Report each line from the records where the string "hardware" turns up.

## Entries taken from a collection
* * * * * * *

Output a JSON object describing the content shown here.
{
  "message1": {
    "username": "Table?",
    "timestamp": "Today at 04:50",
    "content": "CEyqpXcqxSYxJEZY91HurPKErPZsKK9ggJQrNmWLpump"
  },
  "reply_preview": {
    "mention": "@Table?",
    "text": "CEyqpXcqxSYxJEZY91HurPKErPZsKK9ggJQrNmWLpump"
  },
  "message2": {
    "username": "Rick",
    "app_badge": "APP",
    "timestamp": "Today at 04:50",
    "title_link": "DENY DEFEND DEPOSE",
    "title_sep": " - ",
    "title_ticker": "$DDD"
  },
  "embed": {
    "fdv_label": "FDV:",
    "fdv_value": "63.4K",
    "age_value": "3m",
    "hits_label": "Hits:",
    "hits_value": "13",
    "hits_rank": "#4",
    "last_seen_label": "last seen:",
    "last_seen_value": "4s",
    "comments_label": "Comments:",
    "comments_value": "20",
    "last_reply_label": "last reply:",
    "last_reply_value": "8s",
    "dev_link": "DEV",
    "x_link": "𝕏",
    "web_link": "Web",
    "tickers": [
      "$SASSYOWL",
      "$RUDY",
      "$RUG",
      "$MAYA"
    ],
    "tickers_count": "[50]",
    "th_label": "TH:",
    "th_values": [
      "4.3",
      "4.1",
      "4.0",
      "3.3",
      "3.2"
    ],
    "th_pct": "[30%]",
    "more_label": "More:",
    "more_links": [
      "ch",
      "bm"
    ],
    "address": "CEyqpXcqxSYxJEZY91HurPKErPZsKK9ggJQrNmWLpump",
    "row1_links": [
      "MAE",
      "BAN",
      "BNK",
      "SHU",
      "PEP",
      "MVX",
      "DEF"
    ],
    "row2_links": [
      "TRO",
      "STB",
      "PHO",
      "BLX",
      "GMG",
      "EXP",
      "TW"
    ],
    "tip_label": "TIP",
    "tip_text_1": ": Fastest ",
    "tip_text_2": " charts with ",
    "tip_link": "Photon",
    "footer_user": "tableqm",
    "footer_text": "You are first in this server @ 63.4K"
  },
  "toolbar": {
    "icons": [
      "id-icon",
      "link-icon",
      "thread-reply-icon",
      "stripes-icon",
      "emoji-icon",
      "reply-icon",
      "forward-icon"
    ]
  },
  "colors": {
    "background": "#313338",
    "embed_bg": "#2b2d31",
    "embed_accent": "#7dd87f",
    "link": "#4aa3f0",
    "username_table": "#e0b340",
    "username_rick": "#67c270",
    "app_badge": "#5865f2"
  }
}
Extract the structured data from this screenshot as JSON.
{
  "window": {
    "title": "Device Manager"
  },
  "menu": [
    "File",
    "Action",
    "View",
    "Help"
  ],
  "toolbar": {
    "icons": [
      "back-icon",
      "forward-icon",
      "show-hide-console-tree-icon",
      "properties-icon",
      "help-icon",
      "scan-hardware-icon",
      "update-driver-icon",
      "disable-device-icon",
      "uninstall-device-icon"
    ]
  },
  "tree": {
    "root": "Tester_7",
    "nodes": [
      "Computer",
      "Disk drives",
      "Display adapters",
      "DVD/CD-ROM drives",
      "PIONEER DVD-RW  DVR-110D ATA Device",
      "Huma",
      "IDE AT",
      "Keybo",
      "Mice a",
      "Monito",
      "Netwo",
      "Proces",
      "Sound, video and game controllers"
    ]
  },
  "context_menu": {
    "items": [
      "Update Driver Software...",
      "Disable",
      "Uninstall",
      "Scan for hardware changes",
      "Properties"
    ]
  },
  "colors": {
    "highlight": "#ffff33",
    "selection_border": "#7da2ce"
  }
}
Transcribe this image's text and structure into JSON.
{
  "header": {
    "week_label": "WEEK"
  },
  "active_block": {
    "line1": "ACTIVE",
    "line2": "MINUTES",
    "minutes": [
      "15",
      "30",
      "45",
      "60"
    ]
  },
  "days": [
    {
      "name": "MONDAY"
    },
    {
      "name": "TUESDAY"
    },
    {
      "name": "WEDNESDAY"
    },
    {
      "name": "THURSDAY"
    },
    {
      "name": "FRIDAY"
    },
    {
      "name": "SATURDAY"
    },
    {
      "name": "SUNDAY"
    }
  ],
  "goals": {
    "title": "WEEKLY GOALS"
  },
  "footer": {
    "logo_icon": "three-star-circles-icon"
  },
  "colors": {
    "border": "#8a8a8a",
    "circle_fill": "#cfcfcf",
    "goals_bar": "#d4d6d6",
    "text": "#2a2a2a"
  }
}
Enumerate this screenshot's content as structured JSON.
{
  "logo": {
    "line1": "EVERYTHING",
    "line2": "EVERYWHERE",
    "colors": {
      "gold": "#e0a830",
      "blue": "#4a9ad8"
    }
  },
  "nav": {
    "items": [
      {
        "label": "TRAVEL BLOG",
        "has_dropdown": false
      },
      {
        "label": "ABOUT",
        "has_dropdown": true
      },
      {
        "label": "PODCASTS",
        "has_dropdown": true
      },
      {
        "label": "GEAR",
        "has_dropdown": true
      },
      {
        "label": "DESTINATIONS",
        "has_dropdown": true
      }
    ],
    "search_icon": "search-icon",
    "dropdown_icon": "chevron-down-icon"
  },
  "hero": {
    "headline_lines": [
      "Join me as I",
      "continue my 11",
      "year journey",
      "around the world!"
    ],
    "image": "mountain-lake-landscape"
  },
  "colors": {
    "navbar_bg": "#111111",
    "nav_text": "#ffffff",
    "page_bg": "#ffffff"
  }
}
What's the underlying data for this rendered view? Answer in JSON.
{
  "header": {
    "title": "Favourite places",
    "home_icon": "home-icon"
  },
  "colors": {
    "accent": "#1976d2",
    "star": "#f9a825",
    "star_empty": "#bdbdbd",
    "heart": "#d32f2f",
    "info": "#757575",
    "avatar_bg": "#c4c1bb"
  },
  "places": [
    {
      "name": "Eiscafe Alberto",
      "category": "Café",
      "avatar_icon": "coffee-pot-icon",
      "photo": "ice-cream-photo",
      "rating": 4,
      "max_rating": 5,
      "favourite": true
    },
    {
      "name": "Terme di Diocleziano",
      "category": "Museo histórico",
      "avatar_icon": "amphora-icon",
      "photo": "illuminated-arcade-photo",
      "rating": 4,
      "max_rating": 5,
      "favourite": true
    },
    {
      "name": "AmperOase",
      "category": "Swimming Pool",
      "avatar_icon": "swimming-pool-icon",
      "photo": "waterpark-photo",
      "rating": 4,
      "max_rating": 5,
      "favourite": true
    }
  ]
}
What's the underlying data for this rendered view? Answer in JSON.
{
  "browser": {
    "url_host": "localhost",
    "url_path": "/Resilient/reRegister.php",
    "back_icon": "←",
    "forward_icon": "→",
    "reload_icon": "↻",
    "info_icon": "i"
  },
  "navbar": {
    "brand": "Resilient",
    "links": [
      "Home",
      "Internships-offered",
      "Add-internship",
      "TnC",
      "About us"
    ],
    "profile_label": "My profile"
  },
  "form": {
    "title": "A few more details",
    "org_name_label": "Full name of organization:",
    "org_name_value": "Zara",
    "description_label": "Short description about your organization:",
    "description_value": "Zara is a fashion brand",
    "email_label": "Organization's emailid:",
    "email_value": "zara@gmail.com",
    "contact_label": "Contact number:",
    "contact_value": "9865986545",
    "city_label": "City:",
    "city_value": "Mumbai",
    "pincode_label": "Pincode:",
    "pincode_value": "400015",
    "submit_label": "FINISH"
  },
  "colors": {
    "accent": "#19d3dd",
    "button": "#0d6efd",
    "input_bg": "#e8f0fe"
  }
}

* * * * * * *

## Expected output
      "scan-hardware-icon",
      "Scan for hardware changes",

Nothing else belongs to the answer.